Today, U.S. Congressman Scott Peters (CA-52) announced a $1.17 million Environmental Protection Agency (EPA) grant to address one of the wastewater collectors that failed and caused major sewage spills that continue to flow into San Diego waterways and beaches. Rep. Peters has fought to preserve the U.S.-Mexico Border Water Infrastructure Program (BWIP), which is the funding mechanism for water infrastructure projects, like the ones announced today.
“Sewage flowing from the Tijuana River has closed our beaches, threatened the public health of San Diegans and our military, and hurt our economy,” said Rep. Peters. “As a bi-national region, it is going to take investments from both sides of the border to prevent spills and this partnership offers both the United States and Mexico a way to fix the wastewater collectors that failed and reduce the risk of future spills.”
The grant is an agreement between the North American Development Bank (NADB), a binational financial institution funded by equal amounts of capital stock from the United States and Mexico, and the local water utility, Comisión de Servicios Públicos de Tijuana (CESPT) to fix one of the main wastewater collectors, Collector Poniente. The funds are administered by the U.S.-Mexico Border Water Infrastructure Grant Program, which Rep. Peters has fought to protect.
Rep. Peters continued, “Part of the problem with these sewage spills was the breakdown in communication between Mexico and the U.S. We didn’t know for days. The national rhetoric coming from some has hurt our international relationships. In San Diego, we value our relationship with Mexico and we want to continue to work with Mexico as a valuable regional partner so we can solve this problem.”

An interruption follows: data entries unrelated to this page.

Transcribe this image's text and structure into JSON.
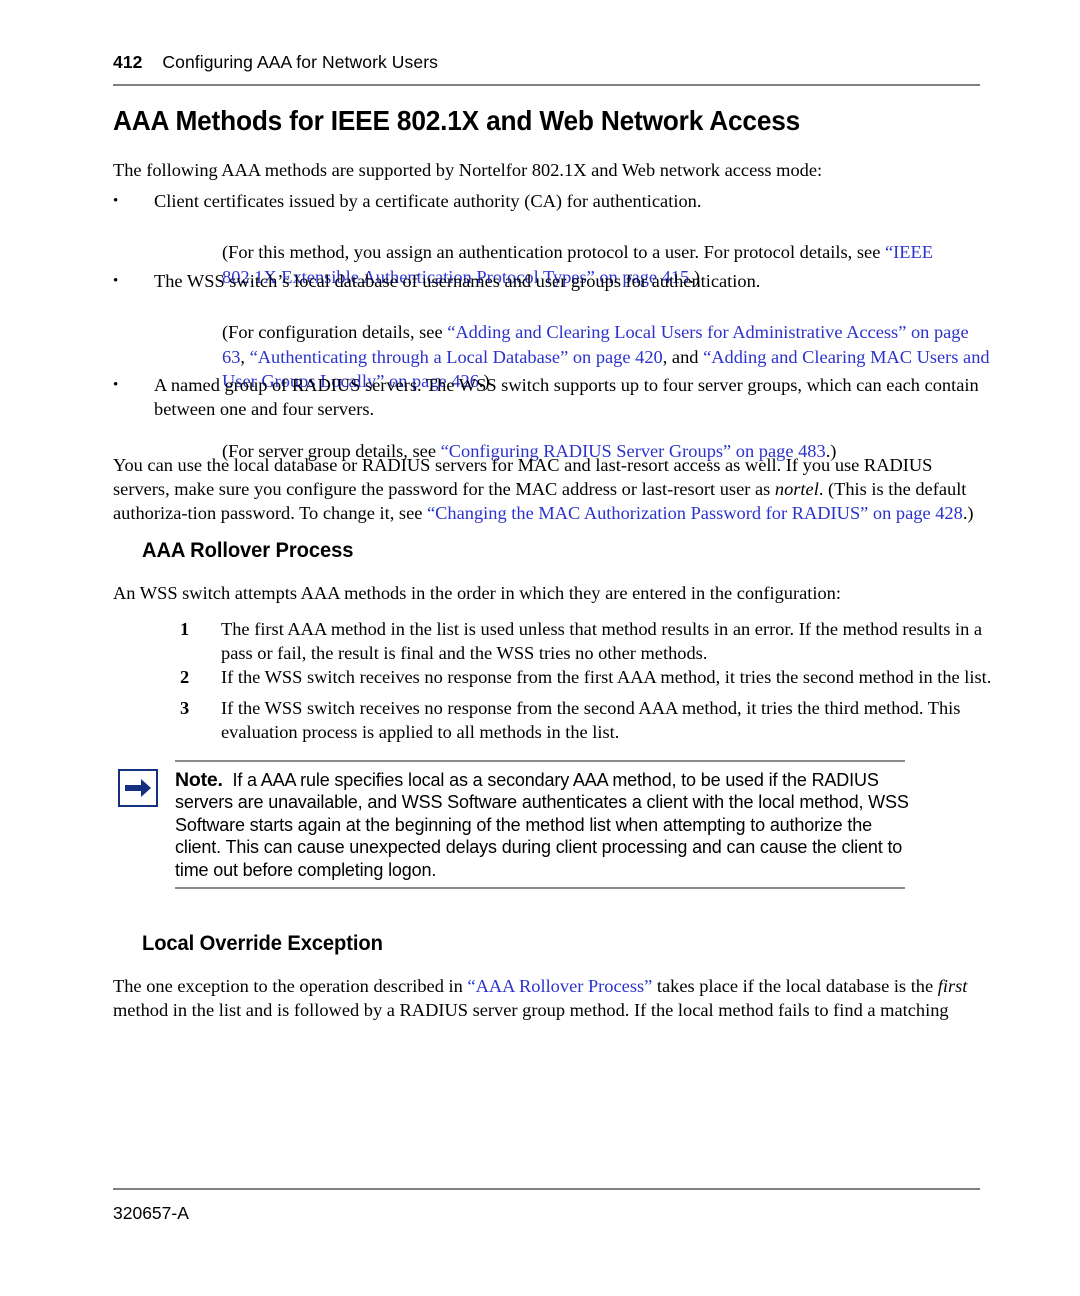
{
  "header": {
    "page_number": "412",
    "title": "Configuring AAA for Network Users"
  },
  "headings": {
    "h1": "AAA Methods for IEEE 802.1X and Web Network Access",
    "rollover": "AAA Rollover Process",
    "override": "Local Override Exception"
  },
  "intro": "The following AAA methods are supported by Nortelfor 802.1X and Web network access mode:",
  "bullets": [
    {
      "marker": "•",
      "text": "Client certificates issued by a certificate authority (CA) for authentication."
    },
    {
      "marker": "•",
      "text": "The WSS switch’s local database of usernames and user groups for authentication."
    },
    {
      "marker": "•",
      "text": "A named group of RADIUS servers. The WSS switch supports up to four server groups, which can each contain between one and four servers."
    }
  ],
  "notes_indented": {
    "note1": {
      "pre": "(For this method, you assign an authentication protocol to a user. For protocol details, see ",
      "link": "“IEEE 802.1X Extensible Authentication Protocol Types” on page 415",
      "post": ".)"
    },
    "note2": {
      "pre": "(For configuration details, see ",
      "link1": "“Adding and Clearing Local Users for Administrative Access” on page 63",
      "sep1": ", ",
      "link2": "“Authenticating through a Local Database” on page 420",
      "sep2": ", and ",
      "link3": "“Adding and Clearing MAC Users and User Groups Locally” on page 426",
      "post": ".)"
    },
    "note3": {
      "pre": "(For server group details, see ",
      "link": "“Configuring RADIUS Server Groups” on page 483",
      "post": ".)"
    }
  },
  "radius_para": {
    "part1": "You can use the local database or RADIUS servers for MAC and last-resort access as well. If you use RADIUS servers, make sure you configure the password for the MAC address or last-resort user as ",
    "italic": "nortel",
    "part2": ". (This is the default authoriza-tion password. To change it, see ",
    "link": "“Changing the MAC Authorization Password for RADIUS” on page 428",
    "part3": ".)"
  },
  "rollover_intro": "An WSS switch attempts AAA methods in the order in which they are entered in the configuration:",
  "steps": [
    {
      "number": "1",
      "text": "The first AAA method in the list is used unless that method results in an error. If the method results in a pass or fail, the result is final and the WSS tries no other methods."
    },
    {
      "number": "2",
      "text": "If the WSS switch receives no response from the first AAA method, it tries the second method in the list."
    },
    {
      "number": "3",
      "text": "If the WSS switch receives no response from the second AAA method, it tries the third method. This evaluation process is applied to all methods in the list."
    }
  ],
  "note_callout": {
    "icon": "right-arrow-icon",
    "label": "Note.",
    "text": "If a AAA rule specifies local as a secondary AAA method, to be used if the RADIUS servers are unavailable, and WSS Software authenticates a client with the local method, WSS Software starts again at the beginning of the method list when attempting to authorize the client. This can cause unexpected delays during client processing and can cause the client to time out before completing logon.",
    "accent_color": "#15307e"
  },
  "override_para": {
    "part1": "The one exception to the operation described in ",
    "link": "“AAA Rollover Process”",
    "part2": " takes place if the local database is the ",
    "italic": "first",
    "part3": " method in the list and is followed by a RADIUS server group method. If the local method fails to find a matching"
  },
  "footer": {
    "doc_id": "320657-A"
  },
  "colors": {
    "link": "#2b33cc",
    "rule": "#808080",
    "note_rule": "#8c8c8c"
  }
}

Rep. Peters has worked to support funding and programs to address the Tijuana sewage spill and strengthen our partnership with Mexico to ensure environmental and public health on both sides of the border.
Last year, Rep. Peters worked with Sen. Dianne Feinstein and the entire San Diego congressional delegation to raise the alarm when the president’s budget eliminated the U.S.-Mexico Border Water Infrastructure Program. Together, they fought to protect the program. He also sent a letter to United States Trade Representative Robert Lighthizer asking that renegotiation of the North American Free Trade Agreement include stronger environmental protections, including a commitment from the Mexican government to invest in wastewater infrastructure. Most recently, he advocated for $10 million in funding for the U.S.-Mexico Border Water Infrastructure Program, which was included in the omnibus spending bill passed by Congress last month. The grant announced today was funded by this $10 million.